Your instructions: Down to the last line, reproduce the data below exactly.

Supplied records START

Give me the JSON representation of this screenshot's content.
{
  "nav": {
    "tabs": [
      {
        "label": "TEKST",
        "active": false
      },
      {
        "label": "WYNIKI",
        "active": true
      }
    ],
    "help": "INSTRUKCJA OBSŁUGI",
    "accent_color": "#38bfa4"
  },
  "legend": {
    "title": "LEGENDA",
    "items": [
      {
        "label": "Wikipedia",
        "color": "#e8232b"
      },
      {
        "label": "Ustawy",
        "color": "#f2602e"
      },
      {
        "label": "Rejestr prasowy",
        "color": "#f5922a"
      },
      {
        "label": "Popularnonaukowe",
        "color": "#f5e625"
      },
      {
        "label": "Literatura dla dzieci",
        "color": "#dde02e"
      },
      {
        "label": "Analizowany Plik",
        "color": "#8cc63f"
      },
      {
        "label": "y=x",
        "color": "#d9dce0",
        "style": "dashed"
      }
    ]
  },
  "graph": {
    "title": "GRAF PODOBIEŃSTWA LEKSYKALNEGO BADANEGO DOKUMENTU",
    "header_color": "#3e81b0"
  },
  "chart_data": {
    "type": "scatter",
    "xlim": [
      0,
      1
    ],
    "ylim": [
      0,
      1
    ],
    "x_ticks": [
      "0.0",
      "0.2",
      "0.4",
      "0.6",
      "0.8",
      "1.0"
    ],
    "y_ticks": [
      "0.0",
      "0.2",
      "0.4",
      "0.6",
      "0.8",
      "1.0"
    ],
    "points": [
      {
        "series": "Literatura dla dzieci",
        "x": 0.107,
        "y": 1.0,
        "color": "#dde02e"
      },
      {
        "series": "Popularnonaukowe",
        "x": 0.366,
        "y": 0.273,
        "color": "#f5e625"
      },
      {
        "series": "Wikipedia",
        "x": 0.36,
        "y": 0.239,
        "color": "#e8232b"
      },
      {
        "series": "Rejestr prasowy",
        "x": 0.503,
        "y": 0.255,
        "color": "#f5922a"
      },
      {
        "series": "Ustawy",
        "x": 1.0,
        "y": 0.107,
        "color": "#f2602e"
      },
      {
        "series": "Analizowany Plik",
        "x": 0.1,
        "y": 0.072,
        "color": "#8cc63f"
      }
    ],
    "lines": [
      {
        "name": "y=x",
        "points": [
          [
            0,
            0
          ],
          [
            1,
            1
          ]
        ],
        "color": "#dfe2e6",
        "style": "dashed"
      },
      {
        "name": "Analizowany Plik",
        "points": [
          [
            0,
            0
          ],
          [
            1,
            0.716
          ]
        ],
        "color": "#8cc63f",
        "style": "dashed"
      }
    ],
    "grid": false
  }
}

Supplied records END

Response area:
Give me the JSON representation of this screenshot's content.
{
  "nav": {
    "tabs": [
      {
        "label": "TEKST",
        "active": false
      },
      {
        "label": "WYNIKI",
        "active": true
      }
    ],
    "help": "INSTRUKCJA OBSŁUGI",
    "accent_color": "#38bfa4"
  },
  "legend": {
    "title": "LEGENDA",
    "items": [
      {
        "label": "Wikipedia",
        "color": "#e8232b"
      },
      {
        "label": "Ustawy",
        "color": "#f2602e"
      },
      {
        "label": "Rejestr prasowy",
        "color": "#f5922a"
      },
      {
        "label": "Popularnonaukowe",
        "color": "#f5e625"
      },
      {
        "label": "Literatura dla dzieci",
        "color": "#dde02e"
      },
      {
        "label": "Analizowany Plik",
        "color": "#8cc63f"
      },
      {
        "label": "y=x",
        "color": "#d9dce0",
        "style": "dashed"
      }
    ]
  },
  "graph": {
    "title": "GRAF PODOBIEŃSTWA LEKSYKALNEGO BADANEGO DOKUMENTU",
    "header_color": "#3e81b0"
  },
  "chart_data": {
    "type": "scatter",
    "xlim": [
      0,
      1
    ],
    "ylim": [
      0,
      1
    ],
    "x_ticks": [
      "0.0",
      "0.2",
      "0.4",
      "0.6",
      "0.8",
      "1.0"
    ],
    "y_ticks": [
      "0.0",
      "0.2",
      "0.4",
      "0.6",
      "0.8",
      "1.0"
    ],
    "points": [
      {
        "series": "Literatura dla dzieci",
        "x": 0.107,
        "y": 1.0,
        "color": "#dde02e"
      },
      {
        "series": "Popularnonaukowe",
        "x": 0.366,
        "y": 0.273,
        "color": "#f5e625"
      },
      {
        "series": "Wikipedia",
        "x": 0.36,
        "y": 0.239,
        "color": "#e8232b"
      },
      {
        "series": "Rejestr prasowy",
        "x": 0.503,
        "y": 0.255,
        "color": "#f5922a"
      },
      {
        "series": "Ustawy",
        "x": 1.0,
        "y": 0.107,
        "color": "#f2602e"
      },
      {
        "series": "Analizowany Plik",
        "x": 0.1,
        "y": 0.072,
        "color": "#8cc63f"
      }
    ],
    "lines": [
      {
        "name": "y=x",
        "points": [
          [
            0,
            0
          ],
          [
            1,
            1
          ]
        ],
        "color": "#dfe2e6",
        "style": "dashed"
      },
      {
        "name": "Analizowany Plik",
        "points": [
          [
            0,
            0
          ],
          [
            1,
            0.716
          ]
        ],
        "color": "#8cc63f",
        "style": "dashed"
      }
    ],
    "grid": false
  }
}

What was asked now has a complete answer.